··· ENTRIES SHOWN

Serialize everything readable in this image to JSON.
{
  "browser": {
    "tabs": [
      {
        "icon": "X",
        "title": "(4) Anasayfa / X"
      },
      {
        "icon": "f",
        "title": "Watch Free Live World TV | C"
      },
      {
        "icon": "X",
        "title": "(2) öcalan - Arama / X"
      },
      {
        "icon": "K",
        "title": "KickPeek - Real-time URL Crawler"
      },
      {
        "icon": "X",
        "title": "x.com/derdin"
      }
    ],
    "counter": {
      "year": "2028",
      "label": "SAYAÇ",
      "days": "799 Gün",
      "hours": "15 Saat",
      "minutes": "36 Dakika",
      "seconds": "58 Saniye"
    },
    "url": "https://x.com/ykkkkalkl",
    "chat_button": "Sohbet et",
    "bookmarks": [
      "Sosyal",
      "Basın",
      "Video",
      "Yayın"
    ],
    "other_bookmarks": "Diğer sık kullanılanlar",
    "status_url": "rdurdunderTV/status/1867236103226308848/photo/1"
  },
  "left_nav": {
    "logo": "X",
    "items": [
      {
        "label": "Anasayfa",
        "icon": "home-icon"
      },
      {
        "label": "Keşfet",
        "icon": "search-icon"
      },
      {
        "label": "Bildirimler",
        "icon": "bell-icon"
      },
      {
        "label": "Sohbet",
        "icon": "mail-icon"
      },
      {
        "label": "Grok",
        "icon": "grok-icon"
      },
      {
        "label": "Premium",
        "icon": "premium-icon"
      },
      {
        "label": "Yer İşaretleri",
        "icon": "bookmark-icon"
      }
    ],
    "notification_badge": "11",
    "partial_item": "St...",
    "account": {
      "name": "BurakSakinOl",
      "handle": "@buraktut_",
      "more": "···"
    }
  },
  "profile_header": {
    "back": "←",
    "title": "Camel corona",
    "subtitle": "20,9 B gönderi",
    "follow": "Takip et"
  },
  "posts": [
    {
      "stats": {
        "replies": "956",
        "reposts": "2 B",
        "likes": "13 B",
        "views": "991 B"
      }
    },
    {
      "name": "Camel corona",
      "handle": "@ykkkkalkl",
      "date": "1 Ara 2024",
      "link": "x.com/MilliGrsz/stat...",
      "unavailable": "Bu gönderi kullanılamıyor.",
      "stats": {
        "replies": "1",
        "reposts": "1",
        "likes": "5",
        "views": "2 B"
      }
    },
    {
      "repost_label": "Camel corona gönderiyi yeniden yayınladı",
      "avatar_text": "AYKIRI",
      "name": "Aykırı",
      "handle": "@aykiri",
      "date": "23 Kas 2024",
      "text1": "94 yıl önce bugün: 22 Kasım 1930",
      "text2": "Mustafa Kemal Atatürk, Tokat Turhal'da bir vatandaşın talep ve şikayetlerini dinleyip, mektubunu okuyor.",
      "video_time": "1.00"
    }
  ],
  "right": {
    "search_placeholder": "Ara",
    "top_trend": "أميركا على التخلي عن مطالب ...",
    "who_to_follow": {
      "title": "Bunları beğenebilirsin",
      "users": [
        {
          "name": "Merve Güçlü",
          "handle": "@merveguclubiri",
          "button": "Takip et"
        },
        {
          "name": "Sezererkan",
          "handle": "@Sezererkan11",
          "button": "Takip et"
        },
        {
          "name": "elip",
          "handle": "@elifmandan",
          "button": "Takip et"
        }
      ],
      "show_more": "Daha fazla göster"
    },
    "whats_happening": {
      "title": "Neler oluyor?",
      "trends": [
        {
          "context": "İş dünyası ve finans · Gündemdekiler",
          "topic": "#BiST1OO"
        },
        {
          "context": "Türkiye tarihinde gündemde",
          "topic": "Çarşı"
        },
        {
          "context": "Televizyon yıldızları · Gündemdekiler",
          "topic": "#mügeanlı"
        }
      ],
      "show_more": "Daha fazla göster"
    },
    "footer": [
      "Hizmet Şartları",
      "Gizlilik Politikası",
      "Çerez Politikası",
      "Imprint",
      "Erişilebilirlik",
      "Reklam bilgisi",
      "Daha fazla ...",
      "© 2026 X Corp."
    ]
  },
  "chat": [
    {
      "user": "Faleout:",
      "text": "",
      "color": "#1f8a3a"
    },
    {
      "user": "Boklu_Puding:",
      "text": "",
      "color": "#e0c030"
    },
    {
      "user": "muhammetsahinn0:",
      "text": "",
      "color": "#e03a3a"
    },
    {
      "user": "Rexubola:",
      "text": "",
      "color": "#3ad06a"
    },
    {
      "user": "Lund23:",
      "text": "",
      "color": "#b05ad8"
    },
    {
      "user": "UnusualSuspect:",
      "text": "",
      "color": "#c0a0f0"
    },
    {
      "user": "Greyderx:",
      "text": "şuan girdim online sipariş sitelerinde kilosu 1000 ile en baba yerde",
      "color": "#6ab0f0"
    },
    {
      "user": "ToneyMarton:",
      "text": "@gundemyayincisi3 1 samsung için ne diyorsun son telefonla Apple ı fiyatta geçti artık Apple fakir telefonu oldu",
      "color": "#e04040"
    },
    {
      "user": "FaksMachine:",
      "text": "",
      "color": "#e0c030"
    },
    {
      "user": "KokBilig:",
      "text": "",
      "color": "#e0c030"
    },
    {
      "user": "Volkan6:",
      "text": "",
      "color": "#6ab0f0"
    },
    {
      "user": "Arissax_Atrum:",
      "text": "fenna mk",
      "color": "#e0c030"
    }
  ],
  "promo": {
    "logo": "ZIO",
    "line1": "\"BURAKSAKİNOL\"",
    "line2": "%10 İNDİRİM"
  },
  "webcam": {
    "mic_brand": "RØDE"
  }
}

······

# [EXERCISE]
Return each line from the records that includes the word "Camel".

# [RESULT FOR THIS TASK]
    "title": "Camel corona",
      "name": "Camel corona",
      "repost_label": "Camel corona gönderiyi yeniden yayınladı",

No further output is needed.